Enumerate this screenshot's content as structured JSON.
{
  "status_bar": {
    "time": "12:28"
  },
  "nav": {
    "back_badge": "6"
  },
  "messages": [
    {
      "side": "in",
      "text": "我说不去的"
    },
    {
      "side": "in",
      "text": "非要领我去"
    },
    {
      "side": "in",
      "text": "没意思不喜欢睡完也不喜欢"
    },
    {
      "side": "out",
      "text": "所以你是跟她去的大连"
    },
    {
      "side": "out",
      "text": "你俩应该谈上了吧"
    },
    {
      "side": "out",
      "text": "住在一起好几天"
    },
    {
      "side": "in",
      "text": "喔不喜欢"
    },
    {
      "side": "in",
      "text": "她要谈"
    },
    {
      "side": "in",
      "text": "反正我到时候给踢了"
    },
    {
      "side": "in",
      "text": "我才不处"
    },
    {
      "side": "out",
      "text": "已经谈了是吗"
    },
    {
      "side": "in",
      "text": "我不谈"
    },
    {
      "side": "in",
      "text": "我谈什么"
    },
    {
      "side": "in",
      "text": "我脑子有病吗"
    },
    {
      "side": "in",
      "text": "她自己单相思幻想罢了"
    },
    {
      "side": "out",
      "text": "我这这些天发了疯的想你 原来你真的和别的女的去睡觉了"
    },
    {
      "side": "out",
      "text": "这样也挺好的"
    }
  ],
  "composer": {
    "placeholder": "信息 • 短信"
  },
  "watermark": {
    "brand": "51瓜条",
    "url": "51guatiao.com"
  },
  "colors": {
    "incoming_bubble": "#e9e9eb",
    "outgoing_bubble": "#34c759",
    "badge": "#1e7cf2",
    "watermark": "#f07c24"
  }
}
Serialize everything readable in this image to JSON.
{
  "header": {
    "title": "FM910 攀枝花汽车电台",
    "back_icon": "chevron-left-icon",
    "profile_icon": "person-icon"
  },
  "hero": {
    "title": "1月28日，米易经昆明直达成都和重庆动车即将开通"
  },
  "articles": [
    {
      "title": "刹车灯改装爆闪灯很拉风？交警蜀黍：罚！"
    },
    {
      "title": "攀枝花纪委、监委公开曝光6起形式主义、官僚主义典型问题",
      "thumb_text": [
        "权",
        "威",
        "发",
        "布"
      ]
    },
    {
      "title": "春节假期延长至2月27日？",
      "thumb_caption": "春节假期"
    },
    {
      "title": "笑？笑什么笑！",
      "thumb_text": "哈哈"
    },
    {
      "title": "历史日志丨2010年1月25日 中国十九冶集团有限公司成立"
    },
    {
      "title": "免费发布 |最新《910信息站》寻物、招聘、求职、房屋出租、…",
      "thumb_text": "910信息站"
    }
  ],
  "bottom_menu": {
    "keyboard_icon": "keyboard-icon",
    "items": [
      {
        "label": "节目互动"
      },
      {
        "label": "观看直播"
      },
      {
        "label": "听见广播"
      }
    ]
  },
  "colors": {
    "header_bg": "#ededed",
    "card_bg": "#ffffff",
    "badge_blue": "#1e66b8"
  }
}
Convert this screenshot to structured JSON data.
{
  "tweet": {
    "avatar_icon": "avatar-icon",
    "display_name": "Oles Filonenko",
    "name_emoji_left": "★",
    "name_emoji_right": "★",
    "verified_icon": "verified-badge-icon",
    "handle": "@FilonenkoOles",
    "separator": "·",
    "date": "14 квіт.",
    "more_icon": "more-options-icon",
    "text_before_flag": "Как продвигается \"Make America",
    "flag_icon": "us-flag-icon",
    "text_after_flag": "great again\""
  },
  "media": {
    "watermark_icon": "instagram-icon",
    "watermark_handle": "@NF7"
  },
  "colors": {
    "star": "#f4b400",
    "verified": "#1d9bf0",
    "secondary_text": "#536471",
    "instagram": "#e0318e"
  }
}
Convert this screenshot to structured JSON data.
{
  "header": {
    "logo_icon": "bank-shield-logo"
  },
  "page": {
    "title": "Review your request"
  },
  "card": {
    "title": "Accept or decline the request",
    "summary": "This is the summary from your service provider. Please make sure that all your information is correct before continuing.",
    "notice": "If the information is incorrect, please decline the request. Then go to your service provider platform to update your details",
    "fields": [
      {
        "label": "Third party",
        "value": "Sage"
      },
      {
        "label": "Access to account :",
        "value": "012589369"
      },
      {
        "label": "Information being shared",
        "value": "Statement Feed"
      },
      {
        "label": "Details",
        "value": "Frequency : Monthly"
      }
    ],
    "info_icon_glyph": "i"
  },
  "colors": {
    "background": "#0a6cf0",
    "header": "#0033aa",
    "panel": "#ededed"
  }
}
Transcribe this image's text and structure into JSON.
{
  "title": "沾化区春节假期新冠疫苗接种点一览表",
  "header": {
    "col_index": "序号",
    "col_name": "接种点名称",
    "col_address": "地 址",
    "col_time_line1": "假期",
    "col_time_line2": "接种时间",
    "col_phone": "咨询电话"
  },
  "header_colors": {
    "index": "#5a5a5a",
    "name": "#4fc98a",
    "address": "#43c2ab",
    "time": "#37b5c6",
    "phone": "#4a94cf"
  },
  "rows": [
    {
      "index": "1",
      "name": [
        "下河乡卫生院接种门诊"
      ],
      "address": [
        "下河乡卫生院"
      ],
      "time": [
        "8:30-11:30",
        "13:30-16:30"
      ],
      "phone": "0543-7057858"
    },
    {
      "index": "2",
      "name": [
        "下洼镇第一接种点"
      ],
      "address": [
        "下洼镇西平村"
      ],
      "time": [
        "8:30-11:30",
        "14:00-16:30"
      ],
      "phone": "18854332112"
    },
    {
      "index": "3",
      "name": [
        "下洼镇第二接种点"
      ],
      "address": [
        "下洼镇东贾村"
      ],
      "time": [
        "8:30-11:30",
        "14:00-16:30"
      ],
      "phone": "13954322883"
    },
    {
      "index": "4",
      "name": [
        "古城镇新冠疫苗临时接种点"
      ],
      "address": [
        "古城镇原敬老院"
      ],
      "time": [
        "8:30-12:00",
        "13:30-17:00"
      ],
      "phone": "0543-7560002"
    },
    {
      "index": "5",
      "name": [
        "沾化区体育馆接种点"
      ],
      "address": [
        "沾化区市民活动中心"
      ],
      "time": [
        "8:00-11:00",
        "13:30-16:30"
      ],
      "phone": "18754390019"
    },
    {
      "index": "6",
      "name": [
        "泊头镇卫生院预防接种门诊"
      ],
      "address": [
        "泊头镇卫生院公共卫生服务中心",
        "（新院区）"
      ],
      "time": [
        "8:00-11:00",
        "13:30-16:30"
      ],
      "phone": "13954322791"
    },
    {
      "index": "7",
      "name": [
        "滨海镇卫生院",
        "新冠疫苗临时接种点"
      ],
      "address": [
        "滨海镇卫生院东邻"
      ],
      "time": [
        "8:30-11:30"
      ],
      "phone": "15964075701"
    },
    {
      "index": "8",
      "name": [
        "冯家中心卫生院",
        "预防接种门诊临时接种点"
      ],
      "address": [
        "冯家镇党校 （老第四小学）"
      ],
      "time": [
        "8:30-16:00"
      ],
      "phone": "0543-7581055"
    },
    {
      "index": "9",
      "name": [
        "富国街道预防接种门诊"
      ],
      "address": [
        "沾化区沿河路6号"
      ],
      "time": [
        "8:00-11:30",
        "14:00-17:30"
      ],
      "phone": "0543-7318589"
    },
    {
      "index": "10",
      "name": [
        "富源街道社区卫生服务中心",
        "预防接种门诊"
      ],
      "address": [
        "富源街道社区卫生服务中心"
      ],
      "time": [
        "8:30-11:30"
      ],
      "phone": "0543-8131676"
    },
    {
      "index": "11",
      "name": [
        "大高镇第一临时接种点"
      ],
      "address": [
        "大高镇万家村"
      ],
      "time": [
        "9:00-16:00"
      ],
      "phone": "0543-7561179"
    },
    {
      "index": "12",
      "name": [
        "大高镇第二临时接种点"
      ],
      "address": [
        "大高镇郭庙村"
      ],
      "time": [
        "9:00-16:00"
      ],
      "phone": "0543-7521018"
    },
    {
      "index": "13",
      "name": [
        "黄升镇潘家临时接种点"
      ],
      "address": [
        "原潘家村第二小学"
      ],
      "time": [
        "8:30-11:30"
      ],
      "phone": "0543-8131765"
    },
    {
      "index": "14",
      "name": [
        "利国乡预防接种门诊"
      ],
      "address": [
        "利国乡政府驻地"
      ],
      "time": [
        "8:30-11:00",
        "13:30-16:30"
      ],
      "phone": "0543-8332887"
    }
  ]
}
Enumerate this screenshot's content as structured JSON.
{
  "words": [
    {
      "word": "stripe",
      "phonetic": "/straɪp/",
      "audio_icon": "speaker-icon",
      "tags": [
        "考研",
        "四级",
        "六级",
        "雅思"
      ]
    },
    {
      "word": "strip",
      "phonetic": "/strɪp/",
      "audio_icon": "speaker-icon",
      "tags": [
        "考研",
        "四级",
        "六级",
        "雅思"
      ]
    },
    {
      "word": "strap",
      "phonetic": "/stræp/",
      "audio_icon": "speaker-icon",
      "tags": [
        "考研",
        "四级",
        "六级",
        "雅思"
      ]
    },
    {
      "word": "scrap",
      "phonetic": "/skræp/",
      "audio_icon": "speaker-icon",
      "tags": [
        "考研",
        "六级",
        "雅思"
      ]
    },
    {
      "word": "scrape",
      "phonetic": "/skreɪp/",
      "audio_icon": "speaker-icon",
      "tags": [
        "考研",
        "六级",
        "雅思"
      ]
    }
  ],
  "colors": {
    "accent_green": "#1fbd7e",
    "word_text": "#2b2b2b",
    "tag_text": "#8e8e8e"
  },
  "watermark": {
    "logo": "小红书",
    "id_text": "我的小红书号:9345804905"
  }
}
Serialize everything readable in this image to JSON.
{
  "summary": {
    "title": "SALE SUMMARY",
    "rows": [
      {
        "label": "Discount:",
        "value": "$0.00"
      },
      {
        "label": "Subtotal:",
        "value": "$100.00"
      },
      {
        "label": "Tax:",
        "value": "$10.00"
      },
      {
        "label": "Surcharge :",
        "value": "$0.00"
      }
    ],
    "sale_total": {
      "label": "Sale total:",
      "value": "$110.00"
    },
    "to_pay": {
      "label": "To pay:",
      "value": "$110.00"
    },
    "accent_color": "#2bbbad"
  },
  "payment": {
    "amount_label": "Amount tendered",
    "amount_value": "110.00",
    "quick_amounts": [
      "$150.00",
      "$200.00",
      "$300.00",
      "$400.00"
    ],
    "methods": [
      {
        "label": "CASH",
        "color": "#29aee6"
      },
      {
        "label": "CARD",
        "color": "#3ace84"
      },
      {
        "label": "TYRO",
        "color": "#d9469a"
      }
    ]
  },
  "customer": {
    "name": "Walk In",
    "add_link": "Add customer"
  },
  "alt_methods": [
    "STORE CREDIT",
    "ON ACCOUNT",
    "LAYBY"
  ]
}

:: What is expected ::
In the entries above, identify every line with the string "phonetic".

:: Response below ::
      "phonetic": "/straɪp/",
      "phonetic": "/strɪp/",
      "phonetic": "/stræp/",
      "phonetic": "/skræp/",
      "phonetic": "/skreɪp/",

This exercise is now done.